● PROVIDED ENTRIES:
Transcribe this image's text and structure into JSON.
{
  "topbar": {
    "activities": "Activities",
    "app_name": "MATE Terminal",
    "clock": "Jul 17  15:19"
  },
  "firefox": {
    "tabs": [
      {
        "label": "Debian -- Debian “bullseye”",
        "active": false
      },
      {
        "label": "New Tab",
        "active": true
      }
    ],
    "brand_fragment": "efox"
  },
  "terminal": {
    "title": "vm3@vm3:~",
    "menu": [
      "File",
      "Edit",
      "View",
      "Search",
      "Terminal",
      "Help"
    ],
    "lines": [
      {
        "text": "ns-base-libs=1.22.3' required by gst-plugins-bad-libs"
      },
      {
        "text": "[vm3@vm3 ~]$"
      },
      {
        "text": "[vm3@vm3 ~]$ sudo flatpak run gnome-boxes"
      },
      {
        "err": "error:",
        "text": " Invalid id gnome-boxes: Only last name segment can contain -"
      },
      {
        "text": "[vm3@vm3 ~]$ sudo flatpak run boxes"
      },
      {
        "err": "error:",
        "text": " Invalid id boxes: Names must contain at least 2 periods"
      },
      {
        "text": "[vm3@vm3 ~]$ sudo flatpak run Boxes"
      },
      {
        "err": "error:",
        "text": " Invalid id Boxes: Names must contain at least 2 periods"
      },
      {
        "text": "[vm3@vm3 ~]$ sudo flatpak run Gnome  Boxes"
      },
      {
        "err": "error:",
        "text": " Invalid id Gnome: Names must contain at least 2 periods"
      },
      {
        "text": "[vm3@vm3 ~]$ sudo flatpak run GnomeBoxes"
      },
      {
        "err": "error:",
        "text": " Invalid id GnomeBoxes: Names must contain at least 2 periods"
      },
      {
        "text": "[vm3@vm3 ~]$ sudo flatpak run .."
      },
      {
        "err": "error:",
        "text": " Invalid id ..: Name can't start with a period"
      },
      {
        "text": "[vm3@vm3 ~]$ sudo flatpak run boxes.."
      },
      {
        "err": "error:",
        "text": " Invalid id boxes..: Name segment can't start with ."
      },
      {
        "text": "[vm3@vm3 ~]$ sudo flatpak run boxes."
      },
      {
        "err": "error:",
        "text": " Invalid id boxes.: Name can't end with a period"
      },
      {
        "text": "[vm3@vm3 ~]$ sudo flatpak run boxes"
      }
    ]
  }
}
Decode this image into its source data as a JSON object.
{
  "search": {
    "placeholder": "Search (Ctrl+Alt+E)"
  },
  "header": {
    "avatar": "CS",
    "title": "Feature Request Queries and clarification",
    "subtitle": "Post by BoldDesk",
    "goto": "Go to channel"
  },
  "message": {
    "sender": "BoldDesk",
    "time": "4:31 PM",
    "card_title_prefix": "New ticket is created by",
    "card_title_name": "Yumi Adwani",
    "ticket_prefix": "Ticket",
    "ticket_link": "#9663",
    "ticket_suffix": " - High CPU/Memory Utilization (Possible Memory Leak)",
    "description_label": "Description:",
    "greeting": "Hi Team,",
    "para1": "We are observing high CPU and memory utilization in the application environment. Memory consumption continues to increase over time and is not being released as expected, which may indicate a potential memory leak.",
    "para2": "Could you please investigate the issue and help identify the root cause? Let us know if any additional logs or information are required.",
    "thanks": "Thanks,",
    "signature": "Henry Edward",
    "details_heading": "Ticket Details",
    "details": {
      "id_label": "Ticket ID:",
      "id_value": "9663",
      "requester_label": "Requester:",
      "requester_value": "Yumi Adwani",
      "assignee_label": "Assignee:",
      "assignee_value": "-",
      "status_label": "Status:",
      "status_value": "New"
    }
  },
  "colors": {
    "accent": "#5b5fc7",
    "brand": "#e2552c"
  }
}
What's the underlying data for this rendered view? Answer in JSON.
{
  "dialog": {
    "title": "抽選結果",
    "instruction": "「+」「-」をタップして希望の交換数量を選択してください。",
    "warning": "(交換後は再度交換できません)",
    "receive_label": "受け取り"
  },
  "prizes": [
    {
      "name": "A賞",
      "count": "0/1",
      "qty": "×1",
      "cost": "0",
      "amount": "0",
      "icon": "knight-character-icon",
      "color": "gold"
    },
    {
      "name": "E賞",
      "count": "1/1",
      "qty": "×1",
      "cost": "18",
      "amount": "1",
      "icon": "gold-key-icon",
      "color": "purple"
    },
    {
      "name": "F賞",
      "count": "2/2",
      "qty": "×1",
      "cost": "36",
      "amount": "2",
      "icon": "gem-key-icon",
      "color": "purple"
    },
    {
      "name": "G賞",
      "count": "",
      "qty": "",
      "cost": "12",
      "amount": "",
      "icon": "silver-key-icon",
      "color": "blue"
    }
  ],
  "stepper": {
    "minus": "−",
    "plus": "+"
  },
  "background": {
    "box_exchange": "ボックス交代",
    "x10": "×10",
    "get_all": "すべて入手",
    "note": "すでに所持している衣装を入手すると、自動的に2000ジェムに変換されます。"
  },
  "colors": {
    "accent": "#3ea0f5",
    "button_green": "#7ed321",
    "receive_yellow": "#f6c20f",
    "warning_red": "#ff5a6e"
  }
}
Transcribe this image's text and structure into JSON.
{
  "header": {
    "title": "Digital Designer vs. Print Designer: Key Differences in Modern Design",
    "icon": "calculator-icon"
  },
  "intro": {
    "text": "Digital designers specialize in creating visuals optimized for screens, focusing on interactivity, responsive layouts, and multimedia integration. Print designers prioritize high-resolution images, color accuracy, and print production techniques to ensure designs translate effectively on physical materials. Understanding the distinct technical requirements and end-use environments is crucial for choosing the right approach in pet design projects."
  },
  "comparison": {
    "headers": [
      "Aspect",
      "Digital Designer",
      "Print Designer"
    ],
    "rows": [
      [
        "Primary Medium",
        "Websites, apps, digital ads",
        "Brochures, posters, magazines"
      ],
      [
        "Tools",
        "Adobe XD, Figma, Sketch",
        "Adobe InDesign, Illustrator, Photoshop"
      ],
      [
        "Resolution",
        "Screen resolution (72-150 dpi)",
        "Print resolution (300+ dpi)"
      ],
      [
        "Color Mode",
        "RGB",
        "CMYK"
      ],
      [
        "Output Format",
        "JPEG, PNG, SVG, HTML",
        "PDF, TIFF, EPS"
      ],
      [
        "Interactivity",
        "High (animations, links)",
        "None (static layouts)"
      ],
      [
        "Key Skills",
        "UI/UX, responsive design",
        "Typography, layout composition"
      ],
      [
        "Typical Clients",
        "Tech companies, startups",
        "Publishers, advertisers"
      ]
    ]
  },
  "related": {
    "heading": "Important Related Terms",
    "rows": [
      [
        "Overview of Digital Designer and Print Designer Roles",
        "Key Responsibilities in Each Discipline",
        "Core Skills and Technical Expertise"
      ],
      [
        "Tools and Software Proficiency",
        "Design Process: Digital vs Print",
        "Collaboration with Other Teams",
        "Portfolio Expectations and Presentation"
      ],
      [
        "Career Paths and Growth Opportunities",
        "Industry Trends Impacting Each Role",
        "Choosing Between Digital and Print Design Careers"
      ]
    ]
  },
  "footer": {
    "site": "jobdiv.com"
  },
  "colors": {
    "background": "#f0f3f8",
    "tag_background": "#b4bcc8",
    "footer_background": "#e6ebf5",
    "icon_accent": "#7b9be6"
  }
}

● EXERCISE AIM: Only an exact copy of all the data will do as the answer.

● REPLY TO THE TASK:
Transcribe this image's text and structure into JSON.
{
  "topbar": {
    "activities": "Activities",
    "app_name": "MATE Terminal",
    "clock": "Jul 17  15:19"
  },
  "firefox": {
    "tabs": [
      {
        "label": "Debian -- Debian “bullseye”",
        "active": false
      },
      {
        "label": "New Tab",
        "active": true
      }
    ],
    "brand_fragment": "efox"
  },
  "terminal": {
    "title": "vm3@vm3:~",
    "menu": [
      "File",
      "Edit",
      "View",
      "Search",
      "Terminal",
      "Help"
    ],
    "lines": [
      {
        "text": "ns-base-libs=1.22.3' required by gst-plugins-bad-libs"
      },
      {
        "text": "[vm3@vm3 ~]$"
      },
      {
        "text": "[vm3@vm3 ~]$ sudo flatpak run gnome-boxes"
      },
      {
        "err": "error:",
        "text": " Invalid id gnome-boxes: Only last name segment can contain -"
      },
      {
        "text": "[vm3@vm3 ~]$ sudo flatpak run boxes"
      },
      {
        "err": "error:",
        "text": " Invalid id boxes: Names must contain at least 2 periods"
      },
      {
        "text": "[vm3@vm3 ~]$ sudo flatpak run Boxes"
      },
      {
        "err": "error:",
        "text": " Invalid id Boxes: Names must contain at least 2 periods"
      },
      {
        "text": "[vm3@vm3 ~]$ sudo flatpak run Gnome  Boxes"
      },
      {
        "err": "error:",
        "text": " Invalid id Gnome: Names must contain at least 2 periods"
      },
      {
        "text": "[vm3@vm3 ~]$ sudo flatpak run GnomeBoxes"
      },
      {
        "err": "error:",
        "text": " Invalid id GnomeBoxes: Names must contain at least 2 periods"
      },
      {
        "text": "[vm3@vm3 ~]$ sudo flatpak run .."
      },
      {
        "err": "error:",
        "text": " Invalid id ..: Name can't start with a period"
      },
      {
        "text": "[vm3@vm3 ~]$ sudo flatpak run boxes.."
      },
      {
        "err": "error:",
        "text": " Invalid id boxes..: Name segment can't start with ."
      },
      {
        "text": "[vm3@vm3 ~]$ sudo flatpak run boxes."
      },
      {
        "err": "error:",
        "text": " Invalid id boxes.: Name can't end with a period"
      },
      {
        "text": "[vm3@vm3 ~]$ sudo flatpak run boxes"
      }
    ]
  }
}
Decode this image into its source data as a JSON object.
{
  "search": {
    "placeholder": "Search (Ctrl+Alt+E)"
  },
  "header": {
    "avatar": "CS",
    "title": "Feature Request Queries and clarification",
    "subtitle": "Post by BoldDesk",
    "goto": "Go to channel"
  },
  "message": {
    "sender": "BoldDesk",
    "time": "4:31 PM",
    "card_title_prefix": "New ticket is created by",
    "card_title_name": "Yumi Adwani",
    "ticket_prefix": "Ticket",
    "ticket_link": "#9663",
    "ticket_suffix": " - High CPU/Memory Utilization (Possible Memory Leak)",
    "description_label": "Description:",
    "greeting": "Hi Team,",
    "para1": "We are observing high CPU and memory utilization in the application environment. Memory consumption continues to increase over time and is not being released as expected, which may indicate a potential memory leak.",
    "para2": "Could you please investigate the issue and help identify the root cause? Let us know if any additional logs or information are required.",
    "thanks": "Thanks,",
    "signature": "Henry Edward",
    "details_heading": "Ticket Details",
    "details": {
      "id_label": "Ticket ID:",
      "id_value": "9663",
      "requester_label": "Requester:",
      "requester_value": "Yumi Adwani",
      "assignee_label": "Assignee:",
      "assignee_value": "-",
      "status_label": "Status:",
      "status_value": "New"
    }
  },
  "colors": {
    "accent": "#5b5fc7",
    "brand": "#e2552c"
  }
}
What's the underlying data for this rendered view? Answer in JSON.
{
  "dialog": {
    "title": "抽選結果",
    "instruction": "「+」「-」をタップして希望の交換数量を選択してください。",
    "warning": "(交換後は再度交換できません)",
    "receive_label": "受け取り"
  },
  "prizes": [
    {
      "name": "A賞",
      "count": "0/1",
      "qty": "×1",
      "cost": "0",
      "amount": "0",
      "icon": "knight-character-icon",
      "color": "gold"
    },
    {
      "name": "E賞",
      "count": "1/1",
      "qty": "×1",
      "cost": "18",
      "amount": "1",
      "icon": "gold-key-icon",
      "color": "purple"
    },
    {
      "name": "F賞",
      "count": "2/2",
      "qty": "×1",
      "cost": "36",
      "amount": "2",
      "icon": "gem-key-icon",
      "color": "purple"
    },
    {
      "name": "G賞",
      "count": "",
      "qty": "",
      "cost": "12",
      "amount": "",
      "icon": "silver-key-icon",
      "color": "blue"
    }
  ],
  "stepper": {
    "minus": "−",
    "plus": "+"
  },
  "background": {
    "box_exchange": "ボックス交代",
    "x10": "×10",
    "get_all": "すべて入手",
    "note": "すでに所持している衣装を入手すると、自動的に2000ジェムに変換されます。"
  },
  "colors": {
    "accent": "#3ea0f5",
    "button_green": "#7ed321",
    "receive_yellow": "#f6c20f",
    "warning_red": "#ff5a6e"
  }
}
Transcribe this image's text and structure into JSON.
{
  "header": {
    "title": "Digital Designer vs. Print Designer: Key Differences in Modern Design",
    "icon": "calculator-icon"
  },
  "intro": {
    "text": "Digital designers specialize in creating visuals optimized for screens, focusing on interactivity, responsive layouts, and multimedia integration. Print designers prioritize high-resolution images, color accuracy, and print production techniques to ensure designs translate effectively on physical materials. Understanding the distinct technical requirements and end-use environments is crucial for choosing the right approach in pet design projects."
  },
  "comparison": {
    "headers": [
      "Aspect",
      "Digital Designer",
      "Print Designer"
    ],
    "rows": [
      [
        "Primary Medium",
        "Websites, apps, digital ads",
        "Brochures, posters, magazines"
      ],
      [
        "Tools",
        "Adobe XD, Figma, Sketch",
        "Adobe InDesign, Illustrator, Photoshop"
      ],
      [
        "Resolution",
        "Screen resolution (72-150 dpi)",
        "Print resolution (300+ dpi)"
      ],
      [
        "Color Mode",
        "RGB",
        "CMYK"
      ],
      [
        "Output Format",
        "JPEG, PNG, SVG, HTML",
        "PDF, TIFF, EPS"
      ],
      [
        "Interactivity",
        "High (animations, links)",
        "None (static layouts)"
      ],
      [
        "Key Skills",
        "UI/UX, responsive design",
        "Typography, layout composition"
      ],
      [
        "Typical Clients",
        "Tech companies, startups",
        "Publishers, advertisers"
      ]
    ]
  },
  "related": {
    "heading": "Important Related Terms",
    "rows": [
      [
        "Overview of Digital Designer and Print Designer Roles",
        "Key Responsibilities in Each Discipline",
        "Core Skills and Technical Expertise"
      ],
      [
        "Tools and Software Proficiency",
        "Design Process: Digital vs Print",
        "Collaboration with Other Teams",
        "Portfolio Expectations and Presentation"
      ],
      [
        "Career Paths and Growth Opportunities",
        "Industry Trends Impacting Each Role",
        "Choosing Between Digital and Print Design Careers"
      ]
    ]
  },
  "footer": {
    "site": "jobdiv.com"
  },
  "colors": {
    "background": "#f0f3f8",
    "tag_background": "#b4bcc8",
    "footer_background": "#e6ebf5",
    "icon_accent": "#7b9be6"
  }
}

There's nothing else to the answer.